The answer lay in the game's AI navigation. Skyrim uses a system called 'navmesh', "an invisible 3D sheet of polygons that is laid over the world, telling AI where it can and cannot go." Once an NPC had decided what action it wanted to take, it would use navmesh to make a path to allow it to take that action. Foxes, with their relatively simple AI, can only run away from the player, but they still use navmesh to do so.

In Skyrim's grand open wilderness, the navmesh is very simple - very few triangles (the basic shape used to construct more complex, in-game shapes) are needed to create a field with a few rocks and trees. By contrast, significantly more triangles are required to build a point of interest like a camp or a homestead. 

In the real world, a fox might try to put as much distance as possible between itself and a potential predator, but in Skyrim, Burgess explains that "the fox isn't trying to get 100 metres away - it's trying to get 100 *triangles* away." That's hard work out in the empty tundra, so a pathfinding fox will make a beeline for more complex areas, which Bethesda filled with treasure to encourage players to explore.
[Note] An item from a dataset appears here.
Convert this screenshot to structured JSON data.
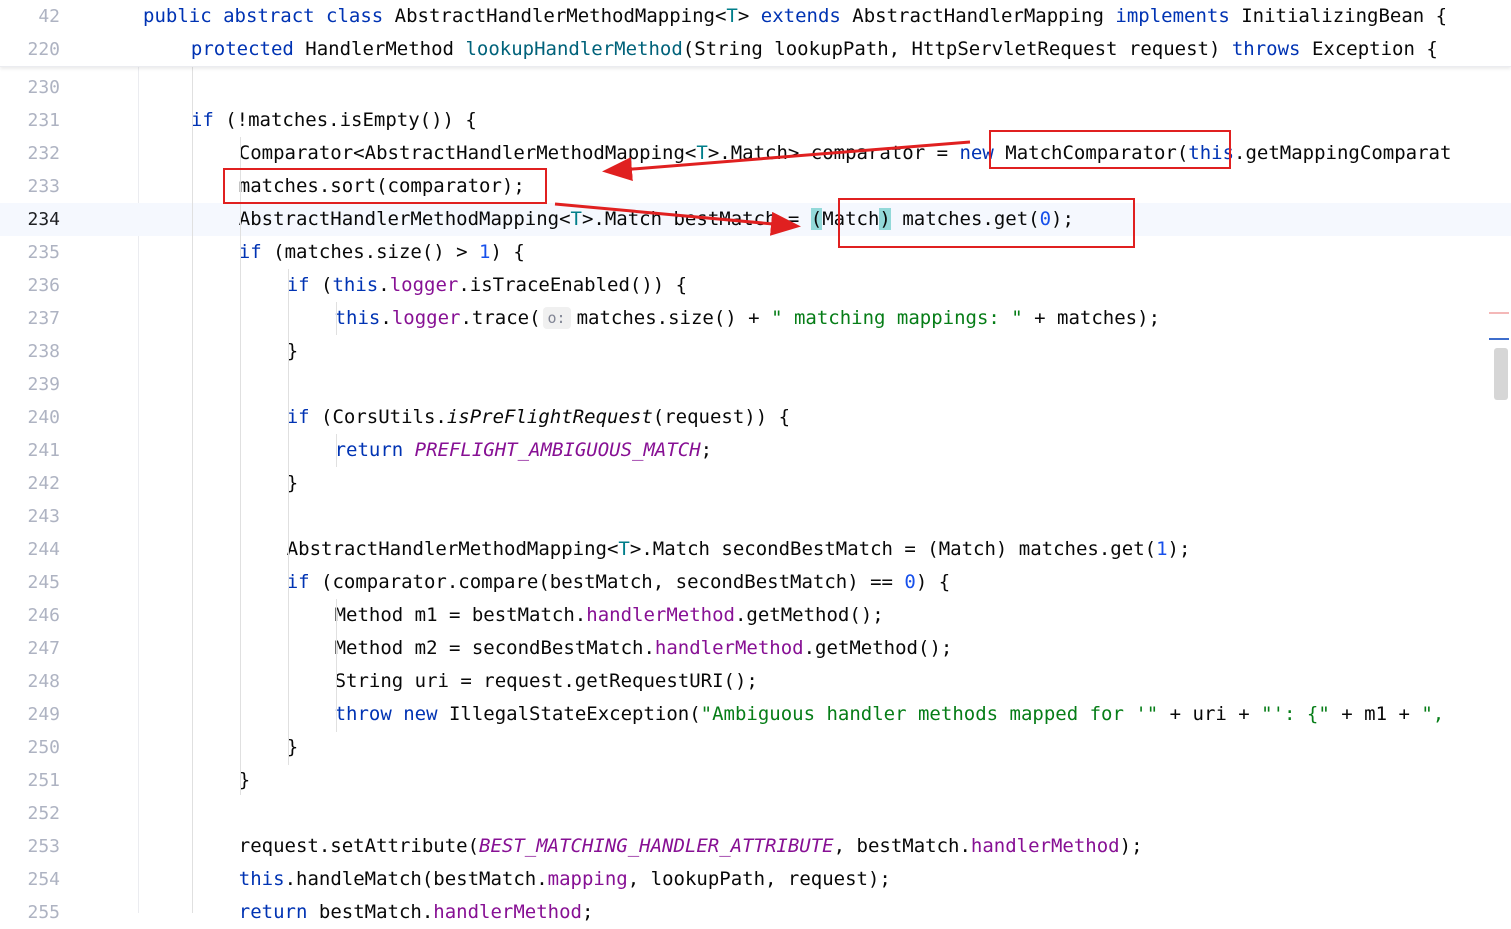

That means that "foxes aren't leading you to treasure - but the way they behave is leading them to areas that tend to HAVE treasure."

Earlier this week, another former dev outlined how a single bee almost ruined the game's iconic opening scene, and Burgess' story is yet another example of the fascinating development process behind Skyrim. Even if it's not great news for the foxes.

Want a brand-new experience, ten years on? Here's our list of the best Skyrim mods.

Ali Jones

I'm GamesRadar's deputy news editor, working with Ben T across our gaming news articles. I started my journalistic career while getting my degree in English Literature at the University of Warwick, where I also worked as Games Editor on the student newspaper, The Boar. Since then, I've run the news sections at PCGamesN and Kotaku UK, and also regularly contributed to PC Gamer. As you might be able to tell, PC is my platform of choice, so you can regularly find me playing League of Legends or Steam's latest indie hit.